"These findings are new and suggest that fruit and vegetable juices may play an important role in delaying the onset of Alzheimer's disease."
Around 800,000 people in the UK have dementia. More than 500,000 are victims of Alzheimer's, the most common form, which produces symptoms such as loss of short-term memory, confusion and personality change.
The direct costs of treating dementia are estimated at between £7 billion and £14 billion a year - more than stroke, heart disease and cancer combined.
Famous victims of Alzheimer's include former U. S. president Ronald Reagan and the novelist Iris Murdoch.
Doctors agree that the accumulation of 'bad' proteins in the brain are responsible for the memory loss which marks Alzheimer's.
Various studies have suggested that polyphenols - a family of chemicals found in many foods with strong antioxidant properties - might disrupt these biological processes in the brain and provide some protection against the disease.
Antioxidants are known to neutralise the effect of damaging compounds in the body called free radicals which attack healthy cells.
The latest study did not specify which kinds of juices were found to reduce the risk of Alzheimer's. However it is known that red and orange fruit and vegetables and berries are a particularly rich source of antioxidants.
Dr Harriet Millward, deputy chief executive of the Alzheimer's Research Trust said yesterday: "Many scientists believe there is a link between the release of free radicals within the body and early changes to brain cells in people who ultimately go on to develop Alzheimer's disease.
"Since fruit and vegetable juices are rich in antioxidants which 'mop up' free radicals, this interesting piece of research adds weight to this theory. "Previous studies have been somewhat mixed and some even suggested that the benefits of fruit and vegetables were short lived, but this is a long term study following a relatively large group of people.
"Diet almost certainly plays a part in every person's Alzheimer's risk - and diet is a magnet for research because it could offer a relatively inexpensive way to fight a disease that ruins countless lives and costs the NHS more than cancer, stroke and heart disease put together."
The latest research comes at a time of widespread concern about proposed restrictions by the Government's NHS drug 'rationing' body, which would prevent Alzheimer's patients with mild symptoms from getting prescription drugs which can slow the disease.
Charities, doctors and drug companies, backed by a Daily Mail campaign, are appealing against guidelines planned by the National Institute for Health and Clinical Excellence that only patients with moderate symptoms could be prescribed Aricept, Exelon and Reminyl.

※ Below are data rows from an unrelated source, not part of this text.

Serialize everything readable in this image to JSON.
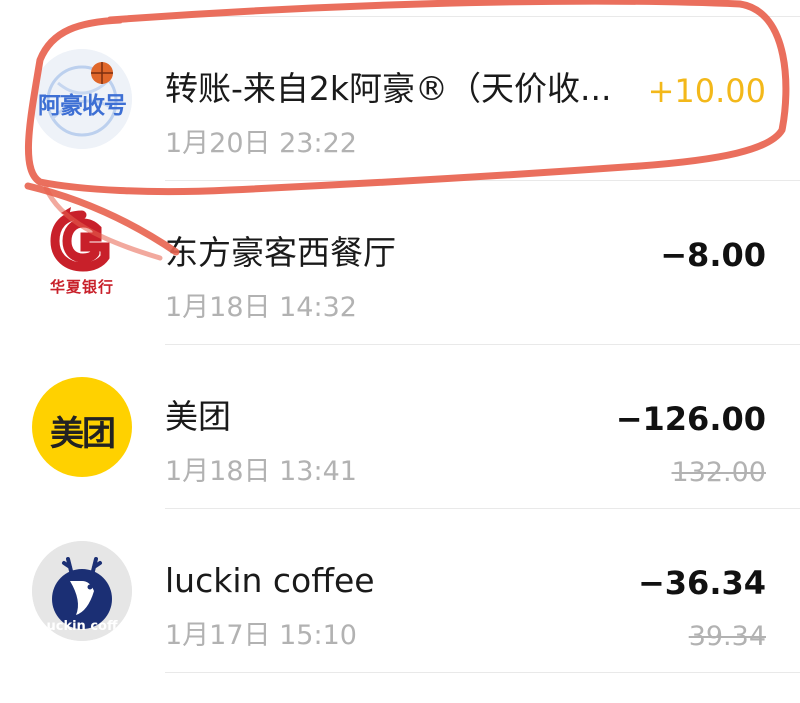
{
  "transactions": [
    {
      "title": "转账-来自2k阿豪®（天价收...",
      "time": "1月20日 23:22",
      "amount": "+10.00",
      "original": "",
      "icon": "basketball-logo-icon",
      "logo_text": "阿豪收号"
    },
    {
      "title": "东方豪客西餐厅",
      "time": "1月18日 14:32",
      "amount": "−8.00",
      "original": "",
      "icon": "hua-xia-bank-logo-icon",
      "logo_text": "华夏银行"
    },
    {
      "title": "美团",
      "time": "1月18日 13:41",
      "amount": "−126.00",
      "original": "132.00",
      "icon": "meituan-logo-icon",
      "logo_text": "美团"
    },
    {
      "title": "luckin coffee",
      "time": "1月17日 15:10",
      "amount": "−36.34",
      "original": "39.34",
      "icon": "luckin-deer-logo-icon",
      "logo_text": "uckin coff"
    }
  ],
  "colors": {
    "income": "#f3b81a",
    "expense": "#111111",
    "secondary_text": "#b2b2b2",
    "annotation": "#e8634f",
    "meituan_yellow": "#ffd100",
    "luckin_blue": "#1b2f74",
    "bank_red": "#c8202a"
  }
}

If the guidelines go through, primary care trusts will stop funding NHS treatment for such patients.
Dr Susanne Sorensen, head of research at the Alzheimer's Society said: "This study supports previous research that foods high in antioxidants, such as fruits and vegetables, can reduce the risk of developing Alzheimer's disease. Curry and red wine also have some antioxidant properties and may have benefits. "Importantly the study found that taking vitamin supplements didn't have the same effect - so juices made from whole fruits and fresh fruits and vegetables are best.
"This is an exciting study as it helps build the case that for taking action whilst still in good health may reduce the risk of developing the disease in later life.
"We hope GPs will be able to use this information and pass it on to people who are deemed to be at high risk.
"A Mediterranean diet of lots of fruits, vegetables, legumes, cereals, some fish and alcohol, and little dairy and meat is recommended, as it is healthy and high in antioxidants. It is also important to take exercise and keep mentally active."